The oil spill in the Gulf has gone far, far beyond damage control for British Petroleum – and for us. President Obama ‘faces’ the executives of BP today after what has been called the worst environmental disaster in US history. (President Obama has assured Great Britain we don’t blame the country – it’s a global firm. We share that global ocean, after all.)
As BP passed the resolution to simultaneously drop their dividend (duh!) and set up a $20 billion escrow fund to provide for victims and clean-up, I’m left wondering about the price of trust.
It’s a big number. Some already say it won’t be enough. And, if we really trusted BP to do the right thing with that money, I guess we wouldn’t be talking about a third party administrator for doling out dollars for the damages. But we are.

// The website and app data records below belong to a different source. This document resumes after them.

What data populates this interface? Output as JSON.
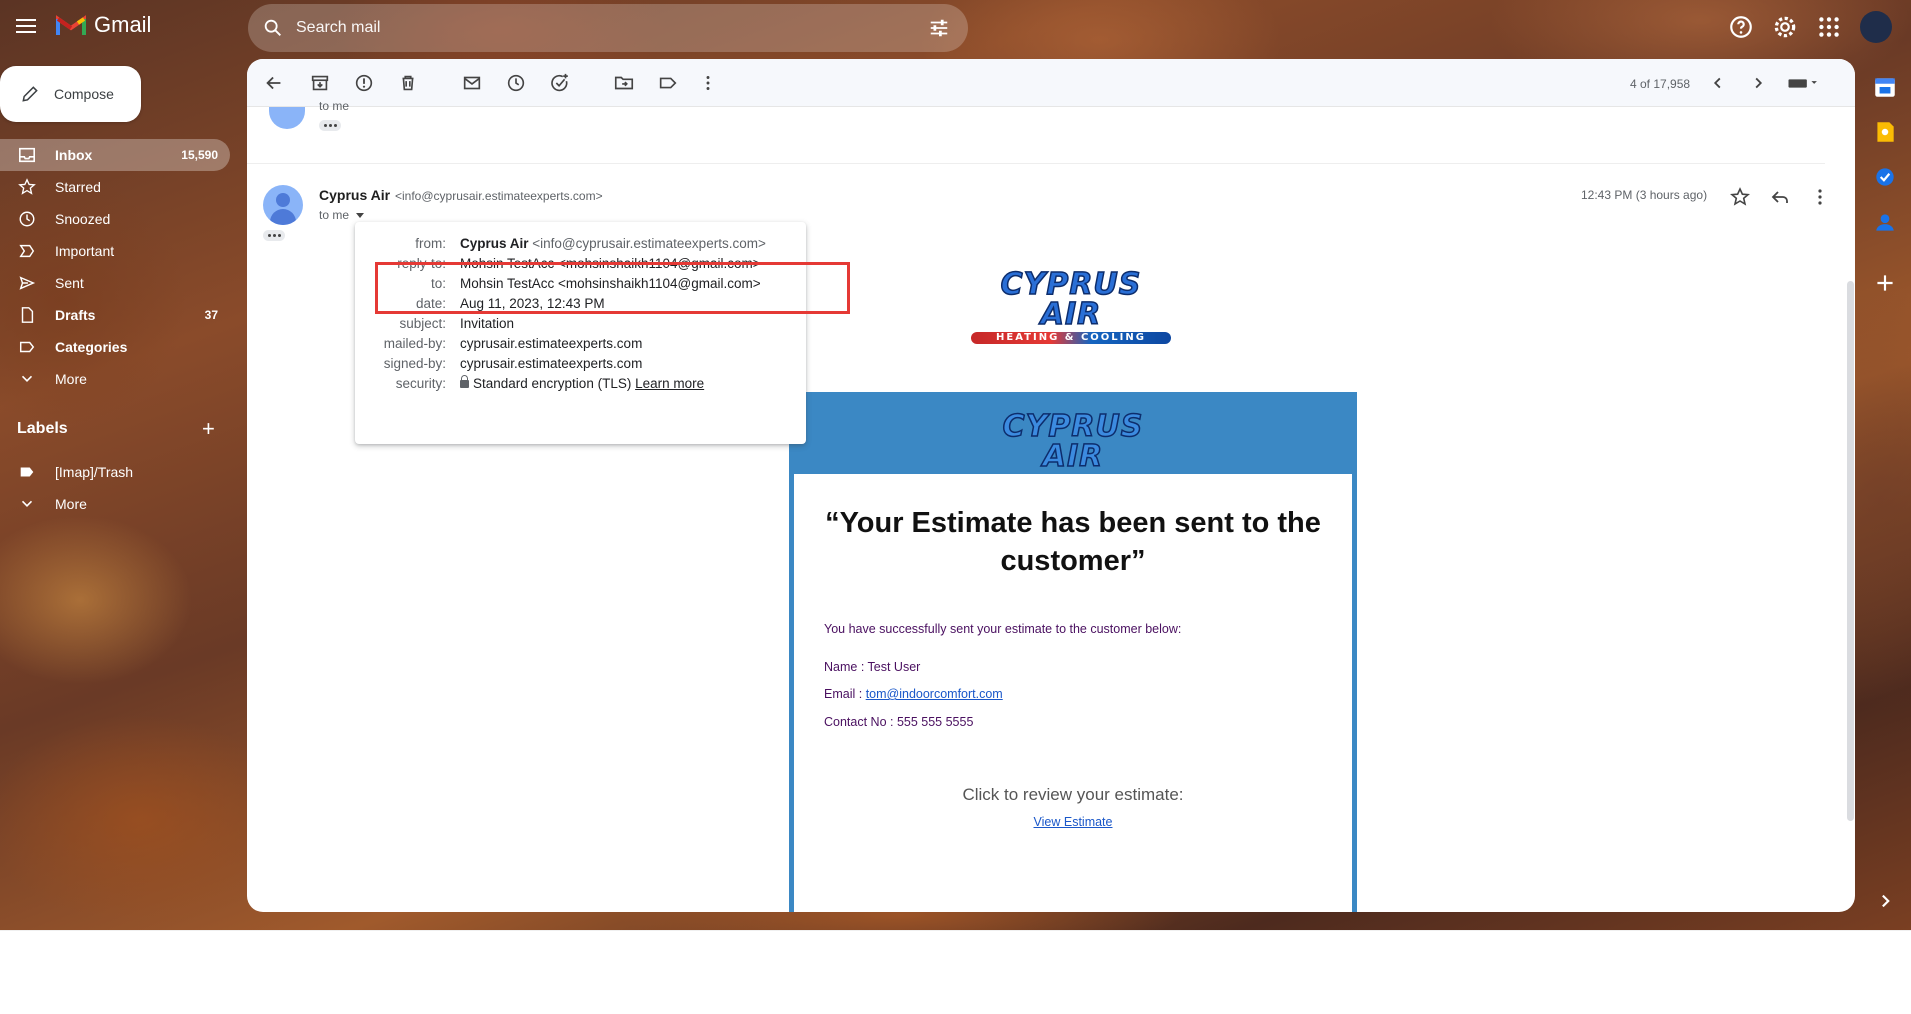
{
  "app": {
    "name": "Gmail"
  },
  "search": {
    "placeholder": "Search mail"
  },
  "compose": {
    "label": "Compose"
  },
  "nav": {
    "items": [
      {
        "label": "Inbox",
        "count": "15,590"
      },
      {
        "label": "Starred",
        "count": ""
      },
      {
        "label": "Snoozed",
        "count": ""
      },
      {
        "label": "Important",
        "count": ""
      },
      {
        "label": "Sent",
        "count": ""
      },
      {
        "label": "Drafts",
        "count": "37"
      },
      {
        "label": "Categories",
        "count": ""
      },
      {
        "label": "More",
        "count": ""
      }
    ],
    "labels_heading": "Labels",
    "labels": [
      {
        "label": "[Imap]/Trash"
      },
      {
        "label": "More"
      }
    ]
  },
  "toolbar": {
    "pager": "4 of 17,958"
  },
  "previous_message": {
    "to_line": "to me"
  },
  "message": {
    "sender_name": "Cyprus Air",
    "sender_email": "<info@cyprusair.estimateexperts.com>",
    "to_line": "to me",
    "time": "12:43 PM (3 hours ago)"
  },
  "details": {
    "rows": [
      {
        "label": "from:",
        "name": "Cyprus Air",
        "value": "<info@cyprusair.estimateexperts.com>"
      },
      {
        "label": "reply-to:",
        "value": "Mohsin TestAcc <mohsinshaikh1104@gmail.com>"
      },
      {
        "label": "to:",
        "value": "Mohsin TestAcc <mohsinshaikh1104@gmail.com>"
      },
      {
        "label": "date:",
        "value": "Aug 11, 2023, 12:43 PM"
      },
      {
        "label": "subject:",
        "value": "Invitation"
      },
      {
        "label": "mailed-by:",
        "value": "cyprusair.estimateexperts.com"
      },
      {
        "label": "signed-by:",
        "value": "cyprusair.estimateexperts.com"
      },
      {
        "label": "security:",
        "value": "Standard encryption (TLS)",
        "link": "Learn more"
      }
    ]
  },
  "brand": {
    "word": "CYPRUS AIR",
    "amp": "HEATING & COOLING"
  },
  "email_body": {
    "title": "“Your Estimate has been sent to the customer”",
    "intro": "You have successfully sent your estimate to the customer below:",
    "name_line": "Name : Test User",
    "email_label": "Email : ",
    "email_link": "tom@indoorcomfort.com",
    "contact_line": "Contact No : 555 555 5555",
    "review_prompt": "Click to review your estimate:",
    "view_link": "View Estimate"
  },
  "colors": {
    "card_blue": "#3b88c4",
    "highlight_red": "#e53935",
    "link_blue": "#1a57c9",
    "body_text_purple": "#4a1060"
  }
}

By agreement, Attorney Kenneth Feinberg, listed as “special master for executive pay” for the infamous TARP fund, will be the third party administering that escrow account. It wasn’t immediately clear to me the scope of his role or, whether it is an interim step. Will he personally be the one to decide who gets money – for what – and when? And if not, just who – or what — can we trust for that large job? It bears watching. Closely.

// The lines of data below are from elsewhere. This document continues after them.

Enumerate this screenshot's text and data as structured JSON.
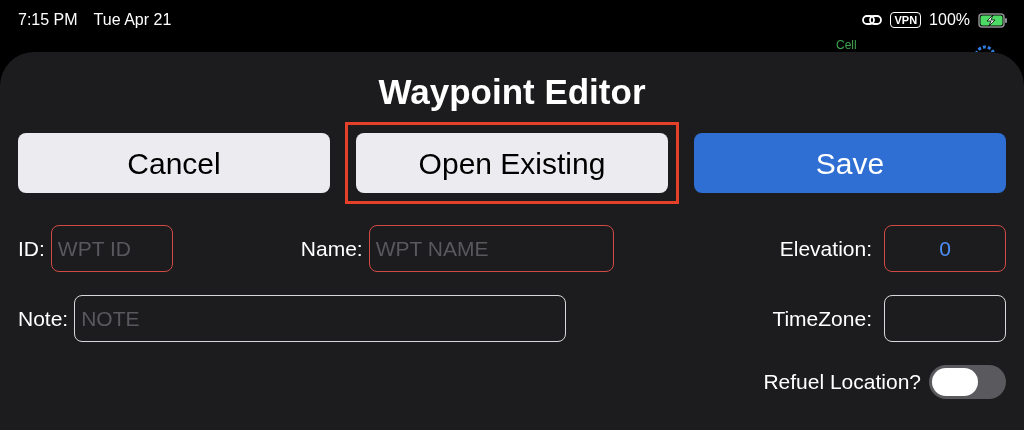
{
  "status_bar": {
    "time": "7:15 PM",
    "date": "Tue Apr 21",
    "vpn": "VPN",
    "battery_percent": "100%",
    "charging": true
  },
  "background": {
    "cell_label": "Cell"
  },
  "sheet": {
    "title": "Waypoint Editor",
    "buttons": [
      {
        "label": "Cancel",
        "kind": "plain",
        "highlighted": false
      },
      {
        "label": "Open Existing",
        "kind": "plain",
        "highlighted": true
      },
      {
        "label": "Save",
        "kind": "primary",
        "highlighted": false
      }
    ],
    "fields": [
      {
        "label": "ID:",
        "placeholder": "WPT ID",
        "invalid": true
      },
      {
        "label": "Name:",
        "placeholder": "WPT NAME",
        "invalid": true
      },
      {
        "label": "Elevation:",
        "value": "0",
        "invalid": true
      },
      {
        "label": "Note:",
        "placeholder": "NOTE",
        "invalid": false
      },
      {
        "label": "TimeZone:",
        "invalid": false
      }
    ],
    "refuel": {
      "label": "Refuel Location?",
      "on": false
    }
  }
}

And as politicians walk the beaches of Florida in photo-ops today, picking through tar balls in the sand, the dead ‘canary in the mine’ telling us more is to come, I’m wondering how long our collective attention will stay on this disaster. I can’t help but ask: when is the last time Haiti was in the top five stories in the media you prefer?
It reminds me of a definition I once heard: Integrity is what you earn for your moral actions when no one is watching. You could say the same for trust. As always, I would prefer to be optimistic. But in this case, I think we’d better keep our eyes wide open – if we can.
This post was written by Joanne Henry and originally published on Joanne Henry’s Weblog.